Website and app data records:

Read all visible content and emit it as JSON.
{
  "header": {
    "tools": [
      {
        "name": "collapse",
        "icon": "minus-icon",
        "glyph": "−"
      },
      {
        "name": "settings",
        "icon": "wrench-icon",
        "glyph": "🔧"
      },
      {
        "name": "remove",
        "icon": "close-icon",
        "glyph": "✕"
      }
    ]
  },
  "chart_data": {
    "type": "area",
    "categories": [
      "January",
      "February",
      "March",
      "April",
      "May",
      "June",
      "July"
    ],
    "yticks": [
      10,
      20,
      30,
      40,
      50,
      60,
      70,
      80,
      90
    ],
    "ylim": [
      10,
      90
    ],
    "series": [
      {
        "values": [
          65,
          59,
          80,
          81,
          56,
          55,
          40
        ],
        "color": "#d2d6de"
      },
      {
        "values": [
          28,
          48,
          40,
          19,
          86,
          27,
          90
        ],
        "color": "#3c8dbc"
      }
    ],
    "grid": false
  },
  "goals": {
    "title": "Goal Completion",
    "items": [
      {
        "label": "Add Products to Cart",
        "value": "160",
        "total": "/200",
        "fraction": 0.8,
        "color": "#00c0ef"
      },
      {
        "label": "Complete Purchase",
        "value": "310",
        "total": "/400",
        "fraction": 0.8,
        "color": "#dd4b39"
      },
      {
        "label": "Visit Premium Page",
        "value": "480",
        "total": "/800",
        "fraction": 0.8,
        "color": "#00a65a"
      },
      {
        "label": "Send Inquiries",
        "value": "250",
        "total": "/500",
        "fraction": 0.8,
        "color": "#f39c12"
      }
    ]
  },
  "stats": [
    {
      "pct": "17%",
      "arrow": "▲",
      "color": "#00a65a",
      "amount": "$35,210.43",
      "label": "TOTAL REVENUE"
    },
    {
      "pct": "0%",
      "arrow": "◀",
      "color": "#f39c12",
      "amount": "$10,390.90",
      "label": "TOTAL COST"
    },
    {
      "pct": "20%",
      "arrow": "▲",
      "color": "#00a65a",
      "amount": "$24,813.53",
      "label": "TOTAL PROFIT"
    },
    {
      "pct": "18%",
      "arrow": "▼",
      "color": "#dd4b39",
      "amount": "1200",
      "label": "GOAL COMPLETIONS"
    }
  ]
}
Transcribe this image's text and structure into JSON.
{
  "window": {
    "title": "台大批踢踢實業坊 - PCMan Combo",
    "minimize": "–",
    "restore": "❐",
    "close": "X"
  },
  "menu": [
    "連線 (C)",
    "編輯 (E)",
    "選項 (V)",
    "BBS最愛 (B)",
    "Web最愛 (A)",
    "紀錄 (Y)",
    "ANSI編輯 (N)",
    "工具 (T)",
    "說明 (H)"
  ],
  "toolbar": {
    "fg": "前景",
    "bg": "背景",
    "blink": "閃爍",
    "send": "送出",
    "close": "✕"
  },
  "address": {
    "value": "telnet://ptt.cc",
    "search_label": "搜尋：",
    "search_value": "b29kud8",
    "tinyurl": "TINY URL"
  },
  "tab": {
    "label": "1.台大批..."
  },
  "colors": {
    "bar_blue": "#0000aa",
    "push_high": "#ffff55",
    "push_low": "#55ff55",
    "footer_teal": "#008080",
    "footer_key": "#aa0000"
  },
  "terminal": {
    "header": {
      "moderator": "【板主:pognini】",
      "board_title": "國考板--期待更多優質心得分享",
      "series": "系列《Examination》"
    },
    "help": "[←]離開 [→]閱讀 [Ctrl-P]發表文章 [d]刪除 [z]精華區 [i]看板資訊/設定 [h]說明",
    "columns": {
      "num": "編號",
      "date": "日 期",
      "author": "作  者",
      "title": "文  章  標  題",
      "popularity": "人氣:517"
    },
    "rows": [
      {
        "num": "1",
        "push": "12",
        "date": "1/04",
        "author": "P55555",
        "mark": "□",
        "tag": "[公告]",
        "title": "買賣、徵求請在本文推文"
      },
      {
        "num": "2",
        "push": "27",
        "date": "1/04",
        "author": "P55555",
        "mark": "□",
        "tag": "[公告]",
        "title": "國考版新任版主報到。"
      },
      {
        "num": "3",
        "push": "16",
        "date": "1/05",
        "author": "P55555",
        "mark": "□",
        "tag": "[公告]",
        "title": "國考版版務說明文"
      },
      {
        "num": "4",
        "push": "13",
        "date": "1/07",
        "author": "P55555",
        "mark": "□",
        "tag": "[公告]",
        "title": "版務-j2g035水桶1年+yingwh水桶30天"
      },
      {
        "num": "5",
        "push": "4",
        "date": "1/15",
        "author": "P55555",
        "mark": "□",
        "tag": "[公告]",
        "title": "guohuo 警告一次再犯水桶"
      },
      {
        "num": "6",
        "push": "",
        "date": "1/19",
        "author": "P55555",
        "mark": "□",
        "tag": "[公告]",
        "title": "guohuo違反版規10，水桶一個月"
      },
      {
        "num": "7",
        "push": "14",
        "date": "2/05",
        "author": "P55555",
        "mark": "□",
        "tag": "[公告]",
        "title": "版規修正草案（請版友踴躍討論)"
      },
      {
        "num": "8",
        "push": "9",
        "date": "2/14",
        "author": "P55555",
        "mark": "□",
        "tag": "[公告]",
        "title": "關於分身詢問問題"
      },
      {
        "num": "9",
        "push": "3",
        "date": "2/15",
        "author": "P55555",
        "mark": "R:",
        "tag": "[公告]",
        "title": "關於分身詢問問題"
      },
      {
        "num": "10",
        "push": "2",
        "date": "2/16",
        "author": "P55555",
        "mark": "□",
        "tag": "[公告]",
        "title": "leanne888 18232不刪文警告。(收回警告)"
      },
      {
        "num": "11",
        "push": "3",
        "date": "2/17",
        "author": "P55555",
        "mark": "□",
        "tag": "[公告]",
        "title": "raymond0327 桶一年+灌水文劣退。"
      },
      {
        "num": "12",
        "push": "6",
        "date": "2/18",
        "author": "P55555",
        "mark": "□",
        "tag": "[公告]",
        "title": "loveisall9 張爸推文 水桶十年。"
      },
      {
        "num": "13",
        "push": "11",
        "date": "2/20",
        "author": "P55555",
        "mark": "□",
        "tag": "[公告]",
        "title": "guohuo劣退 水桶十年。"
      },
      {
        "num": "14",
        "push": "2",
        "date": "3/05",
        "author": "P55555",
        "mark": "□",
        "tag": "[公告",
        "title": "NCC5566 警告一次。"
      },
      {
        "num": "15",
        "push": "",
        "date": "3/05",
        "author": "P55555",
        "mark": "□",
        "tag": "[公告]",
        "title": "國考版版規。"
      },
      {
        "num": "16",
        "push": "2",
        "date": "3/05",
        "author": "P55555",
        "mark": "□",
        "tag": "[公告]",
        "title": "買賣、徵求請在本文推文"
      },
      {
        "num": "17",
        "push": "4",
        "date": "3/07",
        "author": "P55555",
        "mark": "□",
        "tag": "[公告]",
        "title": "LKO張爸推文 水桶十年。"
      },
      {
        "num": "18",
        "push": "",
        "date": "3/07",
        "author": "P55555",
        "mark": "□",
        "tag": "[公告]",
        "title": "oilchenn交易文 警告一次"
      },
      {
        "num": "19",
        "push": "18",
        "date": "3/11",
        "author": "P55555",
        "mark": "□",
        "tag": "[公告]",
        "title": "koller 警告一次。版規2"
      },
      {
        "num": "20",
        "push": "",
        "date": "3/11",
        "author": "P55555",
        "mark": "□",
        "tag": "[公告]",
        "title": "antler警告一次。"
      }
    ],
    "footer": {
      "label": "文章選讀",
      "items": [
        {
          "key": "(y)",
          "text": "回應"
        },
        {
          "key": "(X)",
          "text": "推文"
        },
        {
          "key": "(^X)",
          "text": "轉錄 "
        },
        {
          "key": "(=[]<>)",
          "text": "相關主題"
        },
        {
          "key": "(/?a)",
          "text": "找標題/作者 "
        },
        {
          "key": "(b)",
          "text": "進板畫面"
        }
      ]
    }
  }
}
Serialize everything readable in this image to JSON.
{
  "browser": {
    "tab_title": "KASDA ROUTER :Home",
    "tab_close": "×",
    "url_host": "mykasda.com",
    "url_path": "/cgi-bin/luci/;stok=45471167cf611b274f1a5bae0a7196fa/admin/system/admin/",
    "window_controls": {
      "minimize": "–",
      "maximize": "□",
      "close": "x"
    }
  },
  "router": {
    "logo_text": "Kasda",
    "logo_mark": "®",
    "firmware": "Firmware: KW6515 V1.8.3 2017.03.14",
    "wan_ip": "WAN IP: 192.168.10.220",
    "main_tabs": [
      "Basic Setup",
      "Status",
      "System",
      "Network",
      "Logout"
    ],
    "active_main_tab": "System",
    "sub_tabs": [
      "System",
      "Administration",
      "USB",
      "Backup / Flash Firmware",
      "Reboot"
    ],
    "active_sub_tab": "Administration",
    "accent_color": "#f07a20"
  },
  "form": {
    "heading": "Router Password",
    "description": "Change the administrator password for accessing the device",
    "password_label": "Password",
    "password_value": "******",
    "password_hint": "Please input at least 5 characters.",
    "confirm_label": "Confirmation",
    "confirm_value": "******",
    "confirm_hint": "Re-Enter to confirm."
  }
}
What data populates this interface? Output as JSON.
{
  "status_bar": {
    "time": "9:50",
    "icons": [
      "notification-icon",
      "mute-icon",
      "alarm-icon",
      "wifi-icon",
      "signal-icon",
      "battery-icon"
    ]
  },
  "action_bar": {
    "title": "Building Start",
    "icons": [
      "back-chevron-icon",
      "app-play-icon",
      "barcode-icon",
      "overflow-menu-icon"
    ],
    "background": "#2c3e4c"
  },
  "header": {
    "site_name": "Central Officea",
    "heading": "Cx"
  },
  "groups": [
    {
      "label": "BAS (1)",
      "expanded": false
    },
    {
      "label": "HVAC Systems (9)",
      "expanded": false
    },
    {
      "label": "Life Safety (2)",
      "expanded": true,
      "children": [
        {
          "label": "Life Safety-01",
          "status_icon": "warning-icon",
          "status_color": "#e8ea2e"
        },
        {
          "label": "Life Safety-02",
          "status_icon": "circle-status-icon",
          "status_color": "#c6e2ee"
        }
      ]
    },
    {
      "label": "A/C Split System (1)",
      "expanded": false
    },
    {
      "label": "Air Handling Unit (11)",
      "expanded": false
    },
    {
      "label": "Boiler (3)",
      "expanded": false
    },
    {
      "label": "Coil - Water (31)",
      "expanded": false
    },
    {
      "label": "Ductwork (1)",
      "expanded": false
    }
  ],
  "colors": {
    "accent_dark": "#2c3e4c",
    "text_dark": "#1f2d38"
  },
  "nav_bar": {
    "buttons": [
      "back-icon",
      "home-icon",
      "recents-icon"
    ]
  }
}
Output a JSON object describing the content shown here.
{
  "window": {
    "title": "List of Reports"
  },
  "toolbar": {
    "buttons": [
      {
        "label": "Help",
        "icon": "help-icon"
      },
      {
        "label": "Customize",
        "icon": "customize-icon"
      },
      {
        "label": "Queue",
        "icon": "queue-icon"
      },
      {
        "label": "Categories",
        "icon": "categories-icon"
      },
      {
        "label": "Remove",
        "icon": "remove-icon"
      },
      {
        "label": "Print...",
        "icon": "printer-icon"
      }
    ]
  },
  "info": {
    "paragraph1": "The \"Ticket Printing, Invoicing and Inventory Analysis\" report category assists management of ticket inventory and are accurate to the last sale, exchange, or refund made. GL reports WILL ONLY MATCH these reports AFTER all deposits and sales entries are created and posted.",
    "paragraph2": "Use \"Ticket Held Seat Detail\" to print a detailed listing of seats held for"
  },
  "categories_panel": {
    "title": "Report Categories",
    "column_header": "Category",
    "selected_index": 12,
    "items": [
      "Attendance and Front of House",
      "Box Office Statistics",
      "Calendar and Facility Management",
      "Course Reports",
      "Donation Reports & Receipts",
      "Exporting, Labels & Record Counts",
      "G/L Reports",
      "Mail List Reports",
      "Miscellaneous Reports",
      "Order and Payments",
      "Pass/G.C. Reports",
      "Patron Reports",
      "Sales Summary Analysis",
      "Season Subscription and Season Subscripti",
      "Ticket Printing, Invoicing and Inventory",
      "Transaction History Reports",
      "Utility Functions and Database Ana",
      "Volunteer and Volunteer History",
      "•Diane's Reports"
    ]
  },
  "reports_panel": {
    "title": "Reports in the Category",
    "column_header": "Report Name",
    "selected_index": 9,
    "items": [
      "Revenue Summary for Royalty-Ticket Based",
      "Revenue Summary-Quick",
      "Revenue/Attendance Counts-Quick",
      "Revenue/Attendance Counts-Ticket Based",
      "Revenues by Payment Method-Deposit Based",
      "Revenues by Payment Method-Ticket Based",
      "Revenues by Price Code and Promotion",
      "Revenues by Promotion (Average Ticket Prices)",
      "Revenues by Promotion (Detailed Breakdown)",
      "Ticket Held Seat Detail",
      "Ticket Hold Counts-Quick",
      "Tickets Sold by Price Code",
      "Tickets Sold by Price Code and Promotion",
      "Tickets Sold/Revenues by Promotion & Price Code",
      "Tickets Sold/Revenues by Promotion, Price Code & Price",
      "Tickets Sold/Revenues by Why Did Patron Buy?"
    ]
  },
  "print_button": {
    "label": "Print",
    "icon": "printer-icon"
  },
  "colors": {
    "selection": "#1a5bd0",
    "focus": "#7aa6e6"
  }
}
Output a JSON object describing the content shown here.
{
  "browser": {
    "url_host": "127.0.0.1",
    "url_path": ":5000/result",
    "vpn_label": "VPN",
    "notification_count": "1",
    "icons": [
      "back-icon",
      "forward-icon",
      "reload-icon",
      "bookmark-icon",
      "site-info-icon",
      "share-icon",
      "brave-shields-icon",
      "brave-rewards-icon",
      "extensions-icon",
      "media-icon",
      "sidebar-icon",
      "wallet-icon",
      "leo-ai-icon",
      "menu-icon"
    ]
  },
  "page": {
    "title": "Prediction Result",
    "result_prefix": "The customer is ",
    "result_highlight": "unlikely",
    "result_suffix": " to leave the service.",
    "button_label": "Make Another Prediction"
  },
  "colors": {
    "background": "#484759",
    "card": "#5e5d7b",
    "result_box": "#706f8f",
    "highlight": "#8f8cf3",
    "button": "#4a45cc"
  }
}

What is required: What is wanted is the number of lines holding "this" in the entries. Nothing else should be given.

Written answer: 3